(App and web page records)

"""

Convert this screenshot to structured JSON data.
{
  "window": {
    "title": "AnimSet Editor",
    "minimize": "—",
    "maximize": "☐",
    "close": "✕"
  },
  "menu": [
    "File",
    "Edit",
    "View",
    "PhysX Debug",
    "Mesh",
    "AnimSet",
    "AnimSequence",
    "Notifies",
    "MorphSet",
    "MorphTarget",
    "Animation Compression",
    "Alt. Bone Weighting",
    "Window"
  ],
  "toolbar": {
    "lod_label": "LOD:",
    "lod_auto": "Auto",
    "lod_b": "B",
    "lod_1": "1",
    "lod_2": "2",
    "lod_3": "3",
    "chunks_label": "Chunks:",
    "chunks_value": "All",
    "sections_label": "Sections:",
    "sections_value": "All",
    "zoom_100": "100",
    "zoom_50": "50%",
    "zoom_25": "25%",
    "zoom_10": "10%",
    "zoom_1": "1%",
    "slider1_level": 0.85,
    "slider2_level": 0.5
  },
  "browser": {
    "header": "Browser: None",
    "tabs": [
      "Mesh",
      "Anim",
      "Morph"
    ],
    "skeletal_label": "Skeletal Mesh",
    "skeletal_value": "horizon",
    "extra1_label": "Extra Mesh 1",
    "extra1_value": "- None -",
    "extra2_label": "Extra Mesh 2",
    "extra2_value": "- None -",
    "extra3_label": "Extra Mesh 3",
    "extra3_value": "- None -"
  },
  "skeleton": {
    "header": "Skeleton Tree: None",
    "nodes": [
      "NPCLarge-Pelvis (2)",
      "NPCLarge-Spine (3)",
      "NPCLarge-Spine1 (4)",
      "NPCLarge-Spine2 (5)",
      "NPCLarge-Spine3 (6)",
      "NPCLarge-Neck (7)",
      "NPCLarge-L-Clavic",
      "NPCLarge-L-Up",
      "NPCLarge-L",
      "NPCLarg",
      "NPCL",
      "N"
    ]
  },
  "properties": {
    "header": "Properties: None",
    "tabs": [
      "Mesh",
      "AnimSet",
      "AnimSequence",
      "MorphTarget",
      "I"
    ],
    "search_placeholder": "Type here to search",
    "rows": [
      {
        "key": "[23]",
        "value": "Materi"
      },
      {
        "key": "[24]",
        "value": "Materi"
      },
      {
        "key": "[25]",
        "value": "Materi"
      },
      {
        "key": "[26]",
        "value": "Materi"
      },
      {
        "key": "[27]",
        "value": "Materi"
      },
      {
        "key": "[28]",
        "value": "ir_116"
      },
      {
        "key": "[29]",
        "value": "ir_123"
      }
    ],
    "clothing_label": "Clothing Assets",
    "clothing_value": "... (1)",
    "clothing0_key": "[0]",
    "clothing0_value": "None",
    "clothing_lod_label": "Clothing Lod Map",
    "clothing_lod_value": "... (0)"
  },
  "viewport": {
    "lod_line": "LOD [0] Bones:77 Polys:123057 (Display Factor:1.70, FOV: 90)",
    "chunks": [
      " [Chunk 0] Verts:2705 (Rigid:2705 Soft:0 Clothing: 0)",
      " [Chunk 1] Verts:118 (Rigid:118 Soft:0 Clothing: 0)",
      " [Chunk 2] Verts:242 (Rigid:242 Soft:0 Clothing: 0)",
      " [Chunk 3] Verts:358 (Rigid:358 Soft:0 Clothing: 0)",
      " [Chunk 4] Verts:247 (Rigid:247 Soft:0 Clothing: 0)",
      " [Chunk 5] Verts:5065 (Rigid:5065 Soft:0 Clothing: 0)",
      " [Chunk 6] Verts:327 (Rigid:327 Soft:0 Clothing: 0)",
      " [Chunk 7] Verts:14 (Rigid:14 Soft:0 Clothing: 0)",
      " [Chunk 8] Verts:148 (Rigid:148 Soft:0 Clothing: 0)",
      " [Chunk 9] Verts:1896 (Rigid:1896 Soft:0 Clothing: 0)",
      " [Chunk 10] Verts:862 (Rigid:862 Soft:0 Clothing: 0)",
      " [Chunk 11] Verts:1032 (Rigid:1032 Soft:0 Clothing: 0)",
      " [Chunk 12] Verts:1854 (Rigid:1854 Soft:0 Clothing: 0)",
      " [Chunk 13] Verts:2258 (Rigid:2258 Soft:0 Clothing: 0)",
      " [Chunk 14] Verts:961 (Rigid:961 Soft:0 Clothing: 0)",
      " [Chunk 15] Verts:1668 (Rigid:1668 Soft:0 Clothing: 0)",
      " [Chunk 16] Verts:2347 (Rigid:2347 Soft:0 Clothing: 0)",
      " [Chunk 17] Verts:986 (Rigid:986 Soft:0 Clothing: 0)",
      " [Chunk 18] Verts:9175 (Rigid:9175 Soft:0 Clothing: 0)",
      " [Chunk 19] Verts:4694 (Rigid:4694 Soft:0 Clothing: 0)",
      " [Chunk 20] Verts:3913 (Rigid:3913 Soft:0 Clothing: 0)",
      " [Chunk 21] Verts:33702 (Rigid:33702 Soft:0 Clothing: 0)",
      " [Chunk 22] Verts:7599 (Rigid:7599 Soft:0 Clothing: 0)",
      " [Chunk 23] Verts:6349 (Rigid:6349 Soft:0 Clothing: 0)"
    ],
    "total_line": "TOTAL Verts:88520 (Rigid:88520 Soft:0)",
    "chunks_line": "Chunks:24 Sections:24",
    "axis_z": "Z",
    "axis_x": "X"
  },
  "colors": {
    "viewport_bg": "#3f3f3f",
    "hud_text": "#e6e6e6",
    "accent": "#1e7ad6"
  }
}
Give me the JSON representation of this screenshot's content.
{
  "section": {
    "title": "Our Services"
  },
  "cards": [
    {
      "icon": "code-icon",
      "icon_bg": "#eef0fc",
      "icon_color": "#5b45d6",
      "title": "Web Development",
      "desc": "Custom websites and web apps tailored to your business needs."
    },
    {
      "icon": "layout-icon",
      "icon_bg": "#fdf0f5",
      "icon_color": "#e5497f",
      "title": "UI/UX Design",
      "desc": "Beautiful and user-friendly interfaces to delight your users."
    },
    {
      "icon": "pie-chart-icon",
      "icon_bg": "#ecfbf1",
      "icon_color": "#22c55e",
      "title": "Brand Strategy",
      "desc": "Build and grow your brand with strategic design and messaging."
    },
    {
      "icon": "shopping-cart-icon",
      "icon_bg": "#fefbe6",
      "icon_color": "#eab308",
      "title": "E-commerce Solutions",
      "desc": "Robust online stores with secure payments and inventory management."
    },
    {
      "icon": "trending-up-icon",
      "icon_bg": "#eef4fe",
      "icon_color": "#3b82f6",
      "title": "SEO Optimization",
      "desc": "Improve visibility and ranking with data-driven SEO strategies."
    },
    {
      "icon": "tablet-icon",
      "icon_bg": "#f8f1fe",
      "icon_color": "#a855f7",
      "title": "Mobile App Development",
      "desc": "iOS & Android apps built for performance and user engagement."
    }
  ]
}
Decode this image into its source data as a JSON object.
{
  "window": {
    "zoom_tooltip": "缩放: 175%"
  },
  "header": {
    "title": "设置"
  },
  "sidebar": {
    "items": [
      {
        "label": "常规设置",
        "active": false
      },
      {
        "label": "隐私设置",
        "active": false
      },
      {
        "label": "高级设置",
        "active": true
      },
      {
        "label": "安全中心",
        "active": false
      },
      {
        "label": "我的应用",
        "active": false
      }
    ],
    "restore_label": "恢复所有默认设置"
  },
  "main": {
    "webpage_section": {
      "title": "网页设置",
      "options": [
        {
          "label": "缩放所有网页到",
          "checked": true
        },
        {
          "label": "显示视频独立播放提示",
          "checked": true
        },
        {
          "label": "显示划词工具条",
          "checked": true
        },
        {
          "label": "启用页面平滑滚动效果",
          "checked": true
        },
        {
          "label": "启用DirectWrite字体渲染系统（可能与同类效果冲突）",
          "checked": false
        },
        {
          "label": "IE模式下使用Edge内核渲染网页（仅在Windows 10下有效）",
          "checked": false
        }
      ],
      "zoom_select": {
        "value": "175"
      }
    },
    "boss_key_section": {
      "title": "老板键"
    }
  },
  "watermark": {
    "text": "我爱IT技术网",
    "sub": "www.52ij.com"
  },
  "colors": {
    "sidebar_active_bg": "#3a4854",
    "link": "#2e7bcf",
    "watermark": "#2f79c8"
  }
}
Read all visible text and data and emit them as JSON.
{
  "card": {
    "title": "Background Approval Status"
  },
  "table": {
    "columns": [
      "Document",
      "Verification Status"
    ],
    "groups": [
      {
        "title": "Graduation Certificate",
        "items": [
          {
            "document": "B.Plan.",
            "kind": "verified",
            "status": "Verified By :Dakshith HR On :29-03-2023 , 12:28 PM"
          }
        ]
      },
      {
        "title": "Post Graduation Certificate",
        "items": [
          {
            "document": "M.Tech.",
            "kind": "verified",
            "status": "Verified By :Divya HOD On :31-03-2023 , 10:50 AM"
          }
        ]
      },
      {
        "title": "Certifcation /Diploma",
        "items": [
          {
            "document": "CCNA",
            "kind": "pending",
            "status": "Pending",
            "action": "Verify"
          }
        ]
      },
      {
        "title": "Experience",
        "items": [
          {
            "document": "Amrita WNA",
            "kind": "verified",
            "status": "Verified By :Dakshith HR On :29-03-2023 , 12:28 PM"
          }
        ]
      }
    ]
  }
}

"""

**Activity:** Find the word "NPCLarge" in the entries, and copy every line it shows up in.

**Output for this task:**
      "NPCLarge-Pelvis (2)",
      "NPCLarge-Spine (3)",
      "NPCLarge-Spine1 (4)",
      "NPCLarge-Spine2 (5)",
      "NPCLarge-Spine3 (6)",
      "NPCLarge-Neck (7)",
      "NPCLarge-L-Clavic",
      "NPCLarge-L-Up",
      "NPCLarge-L",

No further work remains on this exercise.